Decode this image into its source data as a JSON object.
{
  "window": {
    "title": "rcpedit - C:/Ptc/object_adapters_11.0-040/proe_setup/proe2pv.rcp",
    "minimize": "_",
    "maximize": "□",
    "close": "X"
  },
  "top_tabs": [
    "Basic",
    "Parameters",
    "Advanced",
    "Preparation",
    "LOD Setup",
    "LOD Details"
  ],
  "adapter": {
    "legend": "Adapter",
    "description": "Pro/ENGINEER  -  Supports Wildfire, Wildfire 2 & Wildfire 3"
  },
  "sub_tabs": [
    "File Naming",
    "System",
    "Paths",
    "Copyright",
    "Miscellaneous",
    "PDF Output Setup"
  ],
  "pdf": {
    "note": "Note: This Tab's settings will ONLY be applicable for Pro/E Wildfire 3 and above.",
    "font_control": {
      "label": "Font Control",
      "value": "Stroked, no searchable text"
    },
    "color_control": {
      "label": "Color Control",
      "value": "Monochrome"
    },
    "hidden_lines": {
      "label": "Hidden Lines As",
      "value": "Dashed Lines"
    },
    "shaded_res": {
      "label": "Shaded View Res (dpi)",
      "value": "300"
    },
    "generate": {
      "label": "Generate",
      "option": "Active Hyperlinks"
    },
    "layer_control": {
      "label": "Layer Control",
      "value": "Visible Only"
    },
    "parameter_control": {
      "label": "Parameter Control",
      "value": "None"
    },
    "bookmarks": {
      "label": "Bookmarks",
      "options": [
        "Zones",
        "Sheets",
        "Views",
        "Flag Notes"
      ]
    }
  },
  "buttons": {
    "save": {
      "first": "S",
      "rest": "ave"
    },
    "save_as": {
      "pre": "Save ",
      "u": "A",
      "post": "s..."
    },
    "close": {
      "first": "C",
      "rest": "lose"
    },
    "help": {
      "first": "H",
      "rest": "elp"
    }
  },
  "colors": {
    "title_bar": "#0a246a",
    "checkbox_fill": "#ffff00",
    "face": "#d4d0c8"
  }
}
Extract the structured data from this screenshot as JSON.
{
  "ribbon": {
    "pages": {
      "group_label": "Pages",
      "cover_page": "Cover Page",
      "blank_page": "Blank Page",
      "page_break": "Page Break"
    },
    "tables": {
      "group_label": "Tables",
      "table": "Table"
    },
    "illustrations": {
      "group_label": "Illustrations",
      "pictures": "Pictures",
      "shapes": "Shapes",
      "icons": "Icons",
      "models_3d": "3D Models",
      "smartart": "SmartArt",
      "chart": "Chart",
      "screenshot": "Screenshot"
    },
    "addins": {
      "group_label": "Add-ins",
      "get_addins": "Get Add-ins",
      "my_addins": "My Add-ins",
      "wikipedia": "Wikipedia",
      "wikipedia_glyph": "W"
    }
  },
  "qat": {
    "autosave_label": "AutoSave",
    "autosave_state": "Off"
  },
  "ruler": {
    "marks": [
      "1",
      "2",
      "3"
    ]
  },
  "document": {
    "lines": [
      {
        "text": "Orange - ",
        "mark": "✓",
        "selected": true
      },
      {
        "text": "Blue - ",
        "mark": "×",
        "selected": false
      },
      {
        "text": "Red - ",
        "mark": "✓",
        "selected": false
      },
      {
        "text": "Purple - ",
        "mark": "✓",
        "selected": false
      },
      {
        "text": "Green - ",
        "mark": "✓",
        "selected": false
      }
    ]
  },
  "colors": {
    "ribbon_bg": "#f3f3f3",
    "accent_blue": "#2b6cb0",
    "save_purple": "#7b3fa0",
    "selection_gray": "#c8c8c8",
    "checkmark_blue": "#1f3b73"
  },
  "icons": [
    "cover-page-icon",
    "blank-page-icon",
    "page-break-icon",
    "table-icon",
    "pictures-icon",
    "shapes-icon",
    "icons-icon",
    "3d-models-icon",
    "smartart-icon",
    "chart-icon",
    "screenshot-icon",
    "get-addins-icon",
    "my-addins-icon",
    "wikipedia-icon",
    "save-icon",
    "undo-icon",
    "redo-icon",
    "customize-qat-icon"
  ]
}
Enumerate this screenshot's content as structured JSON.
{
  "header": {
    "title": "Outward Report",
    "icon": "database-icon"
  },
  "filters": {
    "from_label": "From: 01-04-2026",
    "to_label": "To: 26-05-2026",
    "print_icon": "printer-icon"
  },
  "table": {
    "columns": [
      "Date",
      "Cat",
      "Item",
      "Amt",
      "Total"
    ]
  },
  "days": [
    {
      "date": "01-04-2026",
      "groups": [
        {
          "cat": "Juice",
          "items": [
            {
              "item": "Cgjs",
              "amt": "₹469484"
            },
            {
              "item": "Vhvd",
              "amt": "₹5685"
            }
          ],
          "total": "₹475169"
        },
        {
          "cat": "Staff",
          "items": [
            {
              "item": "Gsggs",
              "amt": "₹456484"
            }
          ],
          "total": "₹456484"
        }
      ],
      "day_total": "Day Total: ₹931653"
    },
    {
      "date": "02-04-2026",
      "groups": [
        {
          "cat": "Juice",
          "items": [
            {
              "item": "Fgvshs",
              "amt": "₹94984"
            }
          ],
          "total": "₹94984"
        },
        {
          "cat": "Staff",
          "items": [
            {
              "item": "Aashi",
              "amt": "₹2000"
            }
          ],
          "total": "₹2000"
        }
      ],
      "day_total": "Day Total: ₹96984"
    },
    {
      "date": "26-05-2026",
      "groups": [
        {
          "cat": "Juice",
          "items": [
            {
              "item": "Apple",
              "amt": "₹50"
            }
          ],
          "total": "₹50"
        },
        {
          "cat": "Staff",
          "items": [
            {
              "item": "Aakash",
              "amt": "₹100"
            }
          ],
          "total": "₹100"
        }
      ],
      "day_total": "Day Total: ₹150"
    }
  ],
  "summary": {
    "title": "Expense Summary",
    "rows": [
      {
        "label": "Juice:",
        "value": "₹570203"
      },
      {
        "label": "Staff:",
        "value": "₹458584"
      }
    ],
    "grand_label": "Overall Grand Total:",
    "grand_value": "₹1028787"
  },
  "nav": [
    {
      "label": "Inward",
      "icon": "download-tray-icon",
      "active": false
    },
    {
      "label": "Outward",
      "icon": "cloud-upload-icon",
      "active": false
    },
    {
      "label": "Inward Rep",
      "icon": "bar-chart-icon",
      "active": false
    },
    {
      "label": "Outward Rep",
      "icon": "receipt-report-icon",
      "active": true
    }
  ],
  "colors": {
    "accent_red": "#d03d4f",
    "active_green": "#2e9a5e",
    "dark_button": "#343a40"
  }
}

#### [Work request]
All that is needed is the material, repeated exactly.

#### [Answer section]
Decode this image into its source data as a JSON object.
{
  "window": {
    "title": "rcpedit - C:/Ptc/object_adapters_11.0-040/proe_setup/proe2pv.rcp",
    "minimize": "_",
    "maximize": "□",
    "close": "X"
  },
  "top_tabs": [
    "Basic",
    "Parameters",
    "Advanced",
    "Preparation",
    "LOD Setup",
    "LOD Details"
  ],
  "adapter": {
    "legend": "Adapter",
    "description": "Pro/ENGINEER  -  Supports Wildfire, Wildfire 2 & Wildfire 3"
  },
  "sub_tabs": [
    "File Naming",
    "System",
    "Paths",
    "Copyright",
    "Miscellaneous",
    "PDF Output Setup"
  ],
  "pdf": {
    "note": "Note: This Tab's settings will ONLY be applicable for Pro/E Wildfire 3 and above.",
    "font_control": {
      "label": "Font Control",
      "value": "Stroked, no searchable text"
    },
    "color_control": {
      "label": "Color Control",
      "value": "Monochrome"
    },
    "hidden_lines": {
      "label": "Hidden Lines As",
      "value": "Dashed Lines"
    },
    "shaded_res": {
      "label": "Shaded View Res (dpi)",
      "value": "300"
    },
    "generate": {
      "label": "Generate",
      "option": "Active Hyperlinks"
    },
    "layer_control": {
      "label": "Layer Control",
      "value": "Visible Only"
    },
    "parameter_control": {
      "label": "Parameter Control",
      "value": "None"
    },
    "bookmarks": {
      "label": "Bookmarks",
      "options": [
        "Zones",
        "Sheets",
        "Views",
        "Flag Notes"
      ]
    }
  },
  "buttons": {
    "save": {
      "first": "S",
      "rest": "ave"
    },
    "save_as": {
      "pre": "Save ",
      "u": "A",
      "post": "s..."
    },
    "close": {
      "first": "C",
      "rest": "lose"
    },
    "help": {
      "first": "H",
      "rest": "elp"
    }
  },
  "colors": {
    "title_bar": "#0a246a",
    "checkbox_fill": "#ffff00",
    "face": "#d4d0c8"
  }
}
Extract the structured data from this screenshot as JSON.
{
  "ribbon": {
    "pages": {
      "group_label": "Pages",
      "cover_page": "Cover Page",
      "blank_page": "Blank Page",
      "page_break": "Page Break"
    },
    "tables": {
      "group_label": "Tables",
      "table": "Table"
    },
    "illustrations": {
      "group_label": "Illustrations",
      "pictures": "Pictures",
      "shapes": "Shapes",
      "icons": "Icons",
      "models_3d": "3D Models",
      "smartart": "SmartArt",
      "chart": "Chart",
      "screenshot": "Screenshot"
    },
    "addins": {
      "group_label": "Add-ins",
      "get_addins": "Get Add-ins",
      "my_addins": "My Add-ins",
      "wikipedia": "Wikipedia",
      "wikipedia_glyph": "W"
    }
  },
  "qat": {
    "autosave_label": "AutoSave",
    "autosave_state": "Off"
  },
  "ruler": {
    "marks": [
      "1",
      "2",
      "3"
    ]
  },
  "document": {
    "lines": [
      {
        "text": "Orange - ",
        "mark": "✓",
        "selected": true
      },
      {
        "text": "Blue - ",
        "mark": "×",
        "selected": false
      },
      {
        "text": "Red - ",
        "mark": "✓",
        "selected": false
      },
      {
        "text": "Purple - ",
        "mark": "✓",
        "selected": false
      },
      {
        "text": "Green - ",
        "mark": "✓",
        "selected": false
      }
    ]
  },
  "colors": {
    "ribbon_bg": "#f3f3f3",
    "accent_blue": "#2b6cb0",
    "save_purple": "#7b3fa0",
    "selection_gray": "#c8c8c8",
    "checkmark_blue": "#1f3b73"
  },
  "icons": [
    "cover-page-icon",
    "blank-page-icon",
    "page-break-icon",
    "table-icon",
    "pictures-icon",
    "shapes-icon",
    "icons-icon",
    "3d-models-icon",
    "smartart-icon",
    "chart-icon",
    "screenshot-icon",
    "get-addins-icon",
    "my-addins-icon",
    "wikipedia-icon",
    "save-icon",
    "undo-icon",
    "redo-icon",
    "customize-qat-icon"
  ]
}
Enumerate this screenshot's content as structured JSON.
{
  "header": {
    "title": "Outward Report",
    "icon": "database-icon"
  },
  "filters": {
    "from_label": "From: 01-04-2026",
    "to_label": "To: 26-05-2026",
    "print_icon": "printer-icon"
  },
  "table": {
    "columns": [
      "Date",
      "Cat",
      "Item",
      "Amt",
      "Total"
    ]
  },
  "days": [
    {
      "date": "01-04-2026",
      "groups": [
        {
          "cat": "Juice",
          "items": [
            {
              "item": "Cgjs",
              "amt": "₹469484"
            },
            {
              "item": "Vhvd",
              "amt": "₹5685"
            }
          ],
          "total": "₹475169"
        },
        {
          "cat": "Staff",
          "items": [
            {
              "item": "Gsggs",
              "amt": "₹456484"
            }
          ],
          "total": "₹456484"
        }
      ],
      "day_total": "Day Total: ₹931653"
    },
    {
      "date": "02-04-2026",
      "groups": [
        {
          "cat": "Juice",
          "items": [
            {
              "item": "Fgvshs",
              "amt": "₹94984"
            }
          ],
          "total": "₹94984"
        },
        {
          "cat": "Staff",
          "items": [
            {
              "item": "Aashi",
              "amt": "₹2000"
            }
          ],
          "total": "₹2000"
        }
      ],
      "day_total": "Day Total: ₹96984"
    },
    {
      "date": "26-05-2026",
      "groups": [
        {
          "cat": "Juice",
          "items": [
            {
              "item": "Apple",
              "amt": "₹50"
            }
          ],
          "total": "₹50"
        },
        {
          "cat": "Staff",
          "items": [
            {
              "item": "Aakash",
              "amt": "₹100"
            }
          ],
          "total": "₹100"
        }
      ],
      "day_total": "Day Total: ₹150"
    }
  ],
  "summary": {
    "title": "Expense Summary",
    "rows": [
      {
        "label": "Juice:",
        "value": "₹570203"
      },
      {
        "label": "Staff:",
        "value": "₹458584"
      }
    ],
    "grand_label": "Overall Grand Total:",
    "grand_value": "₹1028787"
  },
  "nav": [
    {
      "label": "Inward",
      "icon": "download-tray-icon",
      "active": false
    },
    {
      "label": "Outward",
      "icon": "cloud-upload-icon",
      "active": false
    },
    {
      "label": "Inward Rep",
      "icon": "bar-chart-icon",
      "active": false
    },
    {
      "label": "Outward Rep",
      "icon": "receipt-report-icon",
      "active": true
    }
  ],
  "colors": {
    "accent_red": "#d03d4f",
    "active_green": "#2e9a5e",
    "dark_button": "#343a40"
  }
}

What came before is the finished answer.